**Description of the task**. Show the lines below where "JSON" occurs.

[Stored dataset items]
"""

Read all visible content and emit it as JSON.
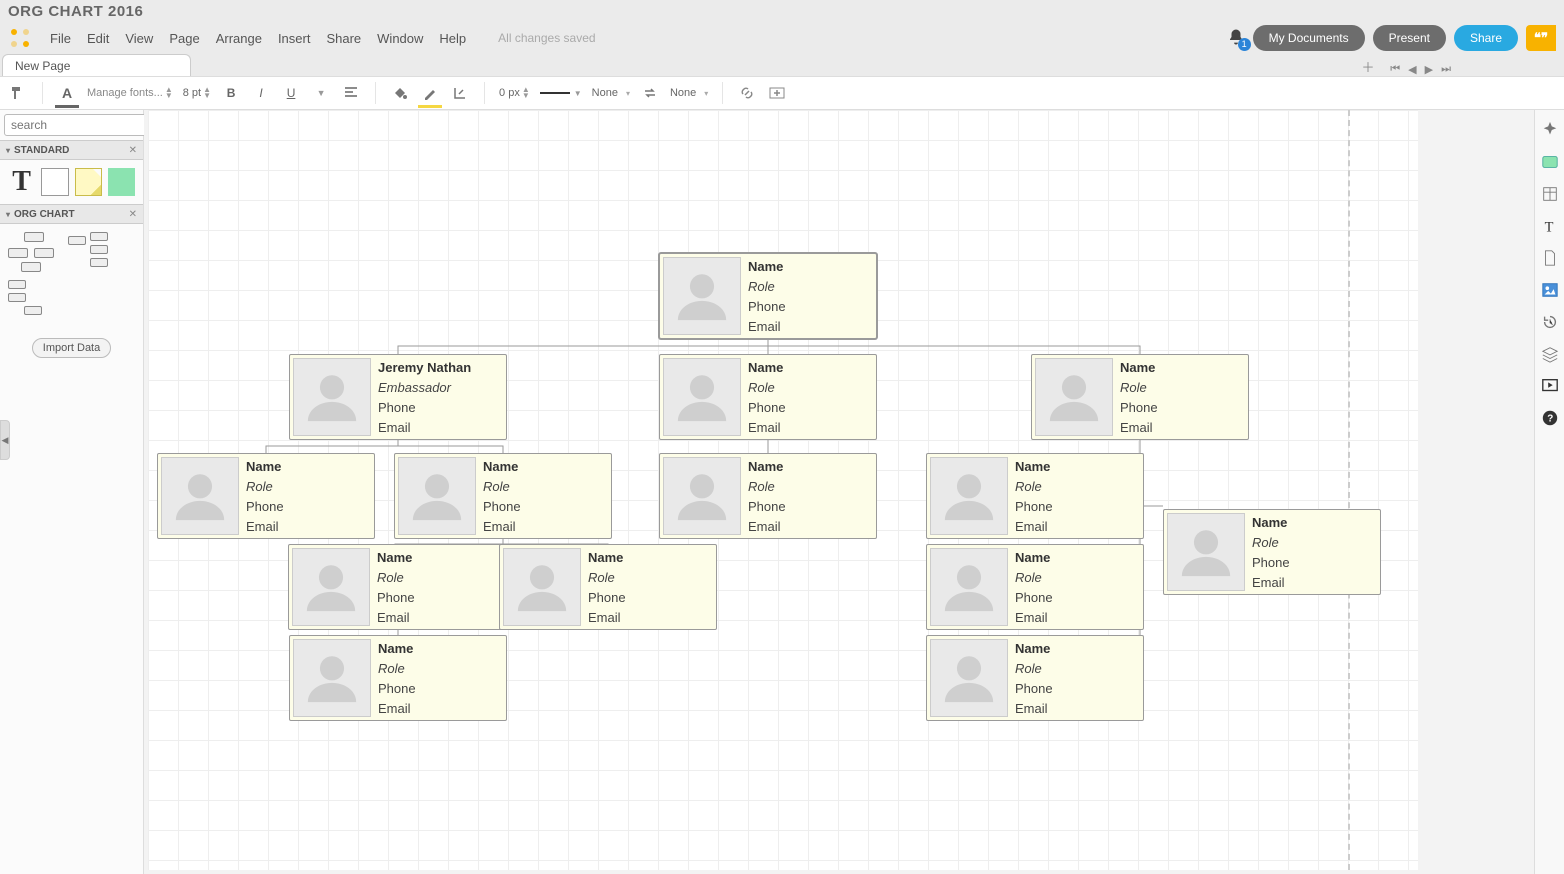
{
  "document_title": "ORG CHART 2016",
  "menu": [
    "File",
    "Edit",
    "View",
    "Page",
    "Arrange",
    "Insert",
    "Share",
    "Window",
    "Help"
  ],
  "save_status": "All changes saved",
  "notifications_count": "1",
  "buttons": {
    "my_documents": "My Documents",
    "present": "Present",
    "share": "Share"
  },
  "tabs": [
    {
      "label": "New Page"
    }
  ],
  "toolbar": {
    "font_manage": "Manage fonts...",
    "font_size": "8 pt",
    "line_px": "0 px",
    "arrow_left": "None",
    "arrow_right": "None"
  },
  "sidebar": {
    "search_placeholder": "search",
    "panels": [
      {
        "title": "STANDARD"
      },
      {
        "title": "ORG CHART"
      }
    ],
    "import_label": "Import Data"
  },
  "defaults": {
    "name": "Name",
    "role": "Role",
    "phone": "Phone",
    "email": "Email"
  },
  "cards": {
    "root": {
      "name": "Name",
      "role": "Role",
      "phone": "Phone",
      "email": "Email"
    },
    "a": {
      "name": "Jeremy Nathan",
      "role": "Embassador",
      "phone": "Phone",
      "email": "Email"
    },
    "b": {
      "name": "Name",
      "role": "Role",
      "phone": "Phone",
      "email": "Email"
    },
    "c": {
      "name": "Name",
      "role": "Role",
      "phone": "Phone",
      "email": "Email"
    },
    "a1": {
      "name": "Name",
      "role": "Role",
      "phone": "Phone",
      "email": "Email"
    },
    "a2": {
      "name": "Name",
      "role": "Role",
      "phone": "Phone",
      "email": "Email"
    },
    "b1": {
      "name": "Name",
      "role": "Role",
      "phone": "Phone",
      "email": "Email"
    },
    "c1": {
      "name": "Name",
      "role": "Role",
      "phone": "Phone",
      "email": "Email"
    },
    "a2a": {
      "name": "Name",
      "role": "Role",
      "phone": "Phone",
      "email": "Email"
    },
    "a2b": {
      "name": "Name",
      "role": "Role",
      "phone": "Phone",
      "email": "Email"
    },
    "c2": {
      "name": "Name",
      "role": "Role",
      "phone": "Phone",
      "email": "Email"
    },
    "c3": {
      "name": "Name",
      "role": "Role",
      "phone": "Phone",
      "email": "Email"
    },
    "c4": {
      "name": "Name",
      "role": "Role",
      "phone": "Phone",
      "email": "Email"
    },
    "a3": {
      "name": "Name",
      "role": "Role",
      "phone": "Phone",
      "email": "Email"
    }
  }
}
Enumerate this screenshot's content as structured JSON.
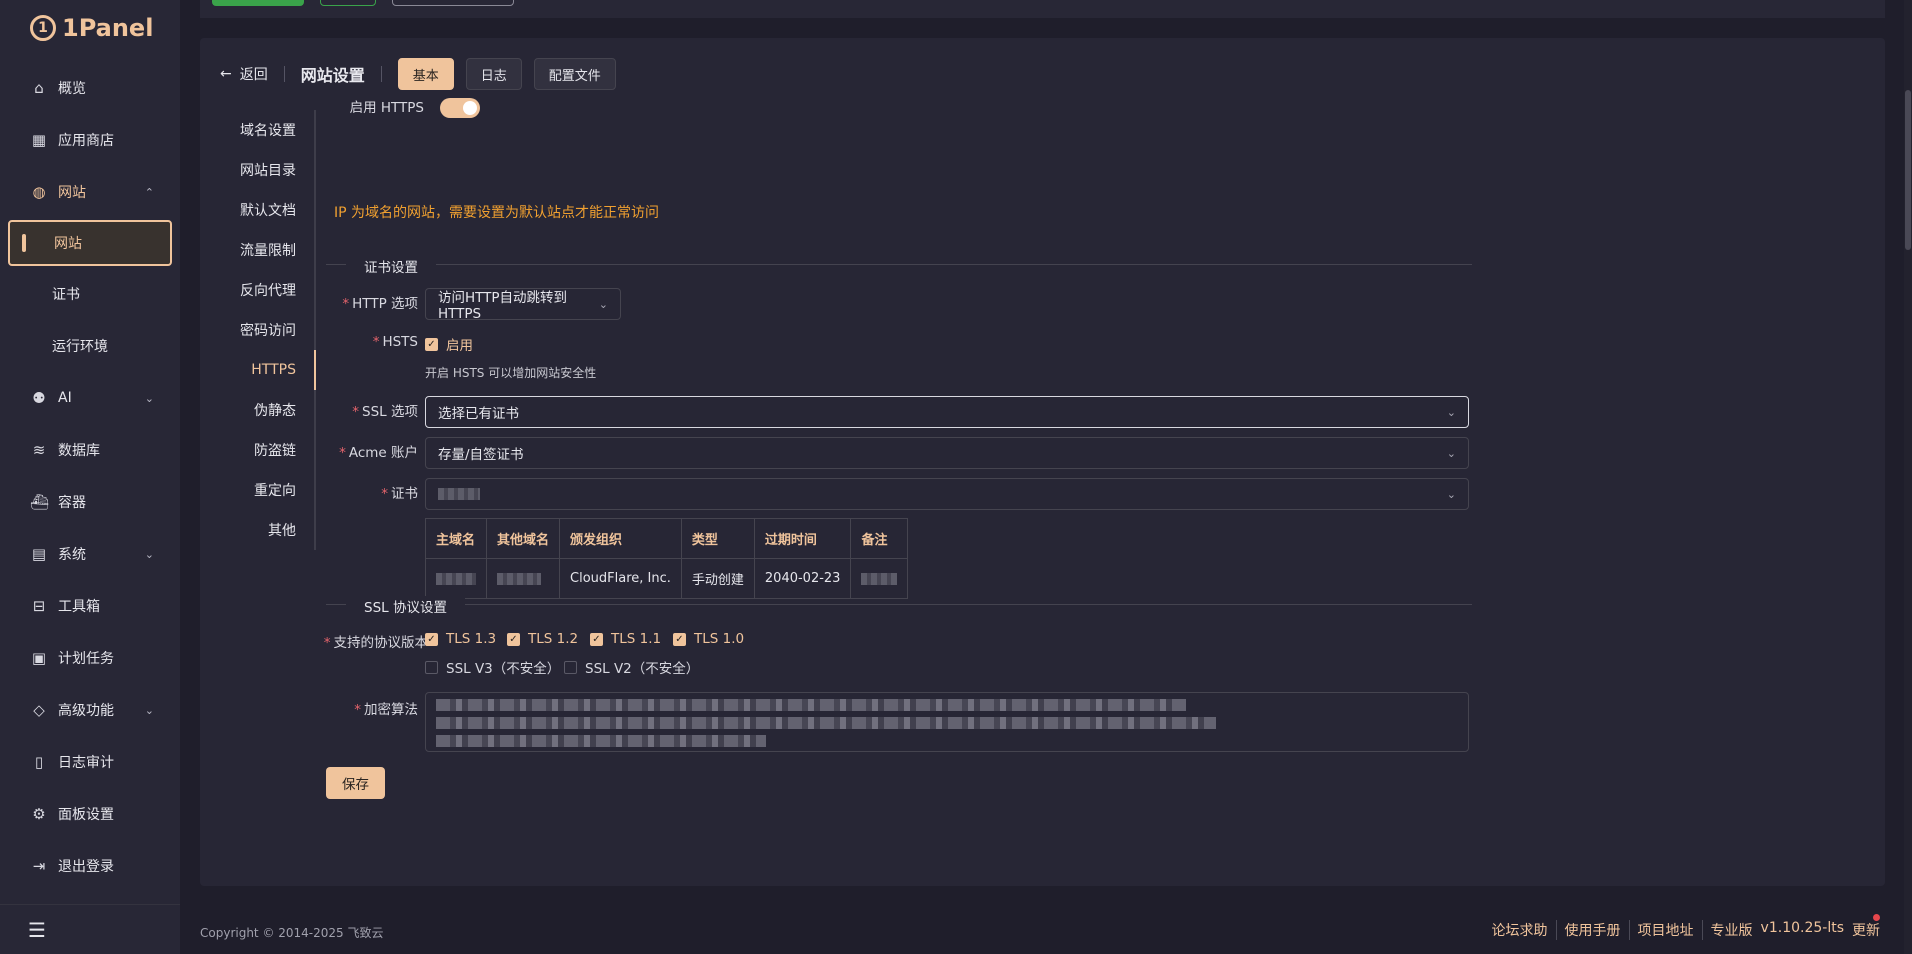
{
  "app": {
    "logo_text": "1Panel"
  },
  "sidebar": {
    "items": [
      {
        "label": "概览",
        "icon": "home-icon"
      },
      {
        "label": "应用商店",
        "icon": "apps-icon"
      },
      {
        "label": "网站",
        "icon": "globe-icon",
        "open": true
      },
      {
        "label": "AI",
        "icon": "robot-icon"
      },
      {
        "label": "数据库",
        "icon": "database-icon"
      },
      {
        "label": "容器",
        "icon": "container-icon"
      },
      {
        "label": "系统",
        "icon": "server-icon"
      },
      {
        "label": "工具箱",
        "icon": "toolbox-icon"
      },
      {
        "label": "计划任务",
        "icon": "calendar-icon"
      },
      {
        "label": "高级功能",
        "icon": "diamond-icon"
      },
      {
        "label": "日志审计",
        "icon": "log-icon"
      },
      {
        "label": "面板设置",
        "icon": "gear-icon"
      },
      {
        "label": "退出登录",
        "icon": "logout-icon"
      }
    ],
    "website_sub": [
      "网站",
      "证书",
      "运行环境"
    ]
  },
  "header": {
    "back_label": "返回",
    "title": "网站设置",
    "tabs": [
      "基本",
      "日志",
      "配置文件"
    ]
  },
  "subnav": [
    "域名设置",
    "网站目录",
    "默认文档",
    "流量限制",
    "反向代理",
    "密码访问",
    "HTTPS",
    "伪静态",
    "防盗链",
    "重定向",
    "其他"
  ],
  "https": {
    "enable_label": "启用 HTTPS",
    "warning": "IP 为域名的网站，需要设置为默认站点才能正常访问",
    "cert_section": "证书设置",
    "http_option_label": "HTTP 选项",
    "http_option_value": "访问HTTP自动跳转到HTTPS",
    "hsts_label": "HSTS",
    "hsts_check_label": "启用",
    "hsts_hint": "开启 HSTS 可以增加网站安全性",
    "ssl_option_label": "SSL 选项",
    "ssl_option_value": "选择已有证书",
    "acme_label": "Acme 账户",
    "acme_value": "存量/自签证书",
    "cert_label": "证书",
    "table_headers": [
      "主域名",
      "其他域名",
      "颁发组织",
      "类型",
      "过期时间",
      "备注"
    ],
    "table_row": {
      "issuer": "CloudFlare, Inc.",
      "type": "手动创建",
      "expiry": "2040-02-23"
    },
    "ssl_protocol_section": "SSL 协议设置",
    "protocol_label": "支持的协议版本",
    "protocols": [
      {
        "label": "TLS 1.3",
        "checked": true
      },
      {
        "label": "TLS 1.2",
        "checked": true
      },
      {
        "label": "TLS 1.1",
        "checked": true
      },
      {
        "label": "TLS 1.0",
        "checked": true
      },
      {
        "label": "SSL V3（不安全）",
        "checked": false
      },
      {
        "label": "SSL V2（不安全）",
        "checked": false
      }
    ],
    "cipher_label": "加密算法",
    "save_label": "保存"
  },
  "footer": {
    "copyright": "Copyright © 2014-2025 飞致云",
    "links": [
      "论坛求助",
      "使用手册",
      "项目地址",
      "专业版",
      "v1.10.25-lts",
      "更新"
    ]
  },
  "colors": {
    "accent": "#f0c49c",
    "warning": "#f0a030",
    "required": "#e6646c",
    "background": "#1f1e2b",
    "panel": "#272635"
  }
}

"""

**Answer space**.
Read all visible content and emit it as JSON.
Enumerate this screenshot's content as structured JSON.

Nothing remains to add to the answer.